The most common insects that plague marijuana indoors and outdoors are thrips, mites, whiteflies, fungus gnats, budworms, and caterpillars. Of these, mites are most prevalent in indoor grow rooms; outdoor growers generally find that leaf-eating insects like caterpillars and budworms are their most threatening insect pests.
Mites are tiny, mobile, hardy, and vicious. They travel from grow room to grow room on infected clones and on the bodies and clothes of people who have come in contact with mites. Mites live in nature and on dogs. Approximately 60% of BC’s indoor grow rooms are infected with mites.
Mites puncture leaves and gorge themselves on plant juices. In the early stages of infestation, they produce little evidence of their presence, although they can be detected by careful examination of leaf surfaces with a magnifying glass. Look for yellow or white spots on both sides of the leaves. The spots radiate along leaf veins, and are evenly spaced.
In advanced stages, spider mite infestations are easily diagnosed, because the mites build white webbing which encapsulates plant sections.

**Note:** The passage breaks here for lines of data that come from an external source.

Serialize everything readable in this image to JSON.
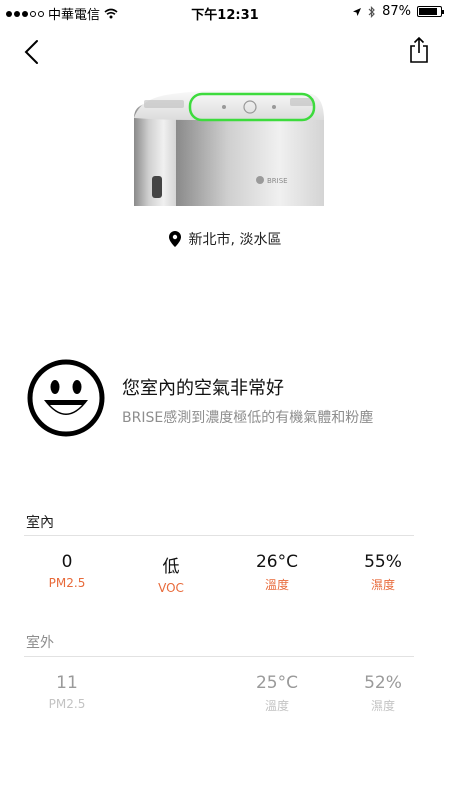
{
  "status_bar": {
    "carrier": "中華電信",
    "time": "下午12:31",
    "battery": "87%",
    "battery_level": 0.87
  },
  "location": "新北市, 淡水區",
  "air_status": {
    "title": "您室內的空氣非常好",
    "subtitle": "BRISE感測到濃度極低的有機氣體和粉塵"
  },
  "device_logo": "BRISE",
  "indoor": {
    "label": "室內",
    "metrics": [
      {
        "value": "0",
        "label": "PM2.5"
      },
      {
        "value": "低",
        "label": "VOC"
      },
      {
        "value": "26°C",
        "label": "溫度"
      },
      {
        "value": "55%",
        "label": "濕度"
      }
    ]
  },
  "outdoor": {
    "label": "室外",
    "metrics": [
      {
        "value": "11",
        "label": "PM2.5"
      },
      {
        "value": "25°C",
        "label": "溫度"
      },
      {
        "value": "52%",
        "label": "濕度"
      }
    ]
  },
  "colors": {
    "accent": "#e86a3a",
    "device_glow": "#3ddb3d"
  },
  "icons": [
    "back-chevron-icon",
    "share-icon",
    "location-pin-icon",
    "smiley-face-icon",
    "wifi-icon",
    "location-arrow-icon",
    "bluetooth-icon",
    "battery-icon"
  ]
}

Non-web leaf damage caused by mites can be mistakenly diagnosed as leaf spotting caused by thrips. Thrips are larger than mites with a more linear body shape. They bite leaves and create white or yellowish marks on them, but the marks are more clustered and solidly discolored than those left by mites. Thrips leave black fecal debris on leaves and in floral clusters.
Whiteflies are more easily seen than thrips or mites because they fly around plants, especially when plants are shaken by gardeners or air movement. As their name implies, whiteflies are pure white, and are about the size of the head of a pencil lead. Whiteflies drink plant juices and leave residue on plant surfaces that provides sustenance for harmful fungi.
Fungus gnats and related species such as the crane fly infest soil and root zones. They feed on roots, which causes a decrease in plants’ ability to uptake nutrients. Gnats are tiny, mobile, and dark. Crane flies resemble mosquitoes.
Budworms and caterpillars are problems primarily for outdoor growers. Budworms burrow into ripe floral clusters; they also spin webs around floral clusters, although this is infrequent. They eat floral clusters from the inside out, and their activities provide a vector for a pervasive cannabis fungal disease known as botrytis or gray mold.
Leaf-eating caterpillars are less difficult to detect than budworms because they spend most of their time on leaves. They often manipulate leaves before eating them; their feeding habits include eating small sections of leaf in between leaf veins, or eating large chunks of leaf outright.
No fun fungi
Although healthy root zones and leaves often contain beneficial fungi and bacteria, other forms of fungi and bacteria are damaging to cannabis plants.
The most pervasive fungal invader is botrytis, otherwise known as gray mold. This fungus is particularly dangerous because it is virtually undetectable in early stages, and because it attacks the ripest, phattest buds from the inside out.
Botrytis waits until cannabis flowers are dense and well developed, then it infests the buds near the core of the flower at stem level, and quickly produces gray garbage that destroys the bud’s vigor and appearance. Gray mold and other pathogens can also affect harvested cannabis, even when harvested material is placed in a freezer.
Gray mold causes problems indoors and outdoors, particularly where humidity levels are above 50%, with poor aeration of plant tops.